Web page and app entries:
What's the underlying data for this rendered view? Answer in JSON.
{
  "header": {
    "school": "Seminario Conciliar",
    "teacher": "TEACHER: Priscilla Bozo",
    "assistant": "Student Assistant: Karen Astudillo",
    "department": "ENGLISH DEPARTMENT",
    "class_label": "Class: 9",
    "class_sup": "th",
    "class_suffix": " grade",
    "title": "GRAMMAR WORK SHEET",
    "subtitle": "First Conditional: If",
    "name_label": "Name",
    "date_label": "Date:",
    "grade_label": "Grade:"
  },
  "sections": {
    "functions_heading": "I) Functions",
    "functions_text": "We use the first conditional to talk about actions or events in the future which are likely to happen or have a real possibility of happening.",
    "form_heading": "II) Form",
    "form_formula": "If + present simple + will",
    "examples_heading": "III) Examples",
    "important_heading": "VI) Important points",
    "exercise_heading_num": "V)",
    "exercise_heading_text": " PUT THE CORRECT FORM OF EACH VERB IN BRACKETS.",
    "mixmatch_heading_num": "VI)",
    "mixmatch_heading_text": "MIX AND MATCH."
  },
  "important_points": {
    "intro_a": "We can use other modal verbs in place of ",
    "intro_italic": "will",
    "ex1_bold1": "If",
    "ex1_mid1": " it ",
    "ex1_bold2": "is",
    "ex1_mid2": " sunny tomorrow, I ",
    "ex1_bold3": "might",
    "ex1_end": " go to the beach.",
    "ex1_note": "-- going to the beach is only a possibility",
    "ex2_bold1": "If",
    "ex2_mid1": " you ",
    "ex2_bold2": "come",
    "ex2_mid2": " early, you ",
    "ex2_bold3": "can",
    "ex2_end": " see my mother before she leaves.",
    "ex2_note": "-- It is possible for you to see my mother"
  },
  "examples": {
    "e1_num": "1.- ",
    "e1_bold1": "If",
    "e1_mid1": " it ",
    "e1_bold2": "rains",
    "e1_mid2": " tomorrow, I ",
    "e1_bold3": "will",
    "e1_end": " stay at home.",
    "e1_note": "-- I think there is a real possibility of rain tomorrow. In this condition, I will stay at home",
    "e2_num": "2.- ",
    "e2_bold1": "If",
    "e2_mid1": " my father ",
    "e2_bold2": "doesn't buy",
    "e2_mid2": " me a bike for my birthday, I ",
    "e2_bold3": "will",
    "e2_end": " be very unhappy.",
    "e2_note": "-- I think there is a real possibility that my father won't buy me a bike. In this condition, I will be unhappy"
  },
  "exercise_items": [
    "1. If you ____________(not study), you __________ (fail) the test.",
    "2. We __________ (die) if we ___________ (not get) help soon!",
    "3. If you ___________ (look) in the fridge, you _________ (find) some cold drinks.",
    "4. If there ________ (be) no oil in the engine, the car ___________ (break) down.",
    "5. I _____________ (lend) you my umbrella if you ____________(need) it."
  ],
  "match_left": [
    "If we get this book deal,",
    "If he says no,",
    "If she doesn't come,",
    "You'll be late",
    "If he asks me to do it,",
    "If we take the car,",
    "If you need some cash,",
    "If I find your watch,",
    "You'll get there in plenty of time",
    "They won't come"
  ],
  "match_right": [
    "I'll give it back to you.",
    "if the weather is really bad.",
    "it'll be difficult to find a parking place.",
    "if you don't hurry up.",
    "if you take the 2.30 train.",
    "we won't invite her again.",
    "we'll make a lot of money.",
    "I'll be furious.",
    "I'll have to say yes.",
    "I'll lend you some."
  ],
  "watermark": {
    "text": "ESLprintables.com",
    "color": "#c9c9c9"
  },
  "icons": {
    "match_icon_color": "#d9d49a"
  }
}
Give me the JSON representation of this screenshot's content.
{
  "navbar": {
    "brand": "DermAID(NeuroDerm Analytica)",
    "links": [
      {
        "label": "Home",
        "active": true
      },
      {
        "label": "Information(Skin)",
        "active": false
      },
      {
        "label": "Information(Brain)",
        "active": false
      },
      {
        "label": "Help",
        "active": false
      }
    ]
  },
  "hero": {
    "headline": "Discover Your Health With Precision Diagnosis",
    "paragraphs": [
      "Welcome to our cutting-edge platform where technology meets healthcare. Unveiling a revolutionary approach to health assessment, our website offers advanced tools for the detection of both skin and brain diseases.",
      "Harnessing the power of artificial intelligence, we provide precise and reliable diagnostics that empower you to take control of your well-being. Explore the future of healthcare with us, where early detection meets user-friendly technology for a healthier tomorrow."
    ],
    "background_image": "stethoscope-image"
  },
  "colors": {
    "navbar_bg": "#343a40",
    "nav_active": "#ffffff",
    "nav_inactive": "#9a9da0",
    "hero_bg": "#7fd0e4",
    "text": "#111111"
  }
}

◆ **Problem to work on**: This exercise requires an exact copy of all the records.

◆ **Expected answer**:
What's the underlying data for this rendered view? Answer in JSON.
{
  "header": {
    "school": "Seminario Conciliar",
    "teacher": "TEACHER: Priscilla Bozo",
    "assistant": "Student Assistant: Karen Astudillo",
    "department": "ENGLISH DEPARTMENT",
    "class_label": "Class: 9",
    "class_sup": "th",
    "class_suffix": " grade",
    "title": "GRAMMAR WORK SHEET",
    "subtitle": "First Conditional: If",
    "name_label": "Name",
    "date_label": "Date:",
    "grade_label": "Grade:"
  },
  "sections": {
    "functions_heading": "I) Functions",
    "functions_text": "We use the first conditional to talk about actions or events in the future which are likely to happen or have a real possibility of happening.",
    "form_heading": "II) Form",
    "form_formula": "If + present simple + will",
    "examples_heading": "III) Examples",
    "important_heading": "VI) Important points",
    "exercise_heading_num": "V)",
    "exercise_heading_text": " PUT THE CORRECT FORM OF EACH VERB IN BRACKETS.",
    "mixmatch_heading_num": "VI)",
    "mixmatch_heading_text": "MIX AND MATCH."
  },
  "important_points": {
    "intro_a": "We can use other modal verbs in place of ",
    "intro_italic": "will",
    "ex1_bold1": "If",
    "ex1_mid1": " it ",
    "ex1_bold2": "is",
    "ex1_mid2": " sunny tomorrow, I ",
    "ex1_bold3": "might",
    "ex1_end": " go to the beach.",
    "ex1_note": "-- going to the beach is only a possibility",
    "ex2_bold1": "If",
    "ex2_mid1": " you ",
    "ex2_bold2": "come",
    "ex2_mid2": " early, you ",
    "ex2_bold3": "can",
    "ex2_end": " see my mother before she leaves.",
    "ex2_note": "-- It is possible for you to see my mother"
  },
  "examples": {
    "e1_num": "1.- ",
    "e1_bold1": "If",
    "e1_mid1": " it ",
    "e1_bold2": "rains",
    "e1_mid2": " tomorrow, I ",
    "e1_bold3": "will",
    "e1_end": " stay at home.",
    "e1_note": "-- I think there is a real possibility of rain tomorrow. In this condition, I will stay at home",
    "e2_num": "2.- ",
    "e2_bold1": "If",
    "e2_mid1": " my father ",
    "e2_bold2": "doesn't buy",
    "e2_mid2": " me a bike for my birthday, I ",
    "e2_bold3": "will",
    "e2_end": " be very unhappy.",
    "e2_note": "-- I think there is a real possibility that my father won't buy me a bike. In this condition, I will be unhappy"
  },
  "exercise_items": [
    "1. If you ____________(not study), you __________ (fail) the test.",
    "2. We __________ (die) if we ___________ (not get) help soon!",
    "3. If you ___________ (look) in the fridge, you _________ (find) some cold drinks.",
    "4. If there ________ (be) no oil in the engine, the car ___________ (break) down.",
    "5. I _____________ (lend) you my umbrella if you ____________(need) it."
  ],
  "match_left": [
    "If we get this book deal,",
    "If he says no,",
    "If she doesn't come,",
    "You'll be late",
    "If he asks me to do it,",
    "If we take the car,",
    "If you need some cash,",
    "If I find your watch,",
    "You'll get there in plenty of time",
    "They won't come"
  ],
  "match_right": [
    "I'll give it back to you.",
    "if the weather is really bad.",
    "it'll be difficult to find a parking place.",
    "if you don't hurry up.",
    "if you take the 2.30 train.",
    "we won't invite her again.",
    "we'll make a lot of money.",
    "I'll be furious.",
    "I'll have to say yes.",
    "I'll lend you some."
  ],
  "watermark": {
    "text": "ESLprintables.com",
    "color": "#c9c9c9"
  },
  "icons": {
    "match_icon_color": "#d9d49a"
  }
}
Give me the JSON representation of this screenshot's content.
{
  "navbar": {
    "brand": "DermAID(NeuroDerm Analytica)",
    "links": [
      {
        "label": "Home",
        "active": true
      },
      {
        "label": "Information(Skin)",
        "active": false
      },
      {
        "label": "Information(Brain)",
        "active": false
      },
      {
        "label": "Help",
        "active": false
      }
    ]
  },
  "hero": {
    "headline": "Discover Your Health With Precision Diagnosis",
    "paragraphs": [
      "Welcome to our cutting-edge platform where technology meets healthcare. Unveiling a revolutionary approach to health assessment, our website offers advanced tools for the detection of both skin and brain diseases.",
      "Harnessing the power of artificial intelligence, we provide precise and reliable diagnostics that empower you to take control of your well-being. Explore the future of healthcare with us, where early detection meets user-friendly technology for a healthier tomorrow."
    ],
    "background_image": "stethoscope-image"
  },
  "colors": {
    "navbar_bg": "#343a40",
    "nav_active": "#ffffff",
    "nav_inactive": "#9a9da0",
    "hero_bg": "#7fd0e4",
    "text": "#111111"
  }
}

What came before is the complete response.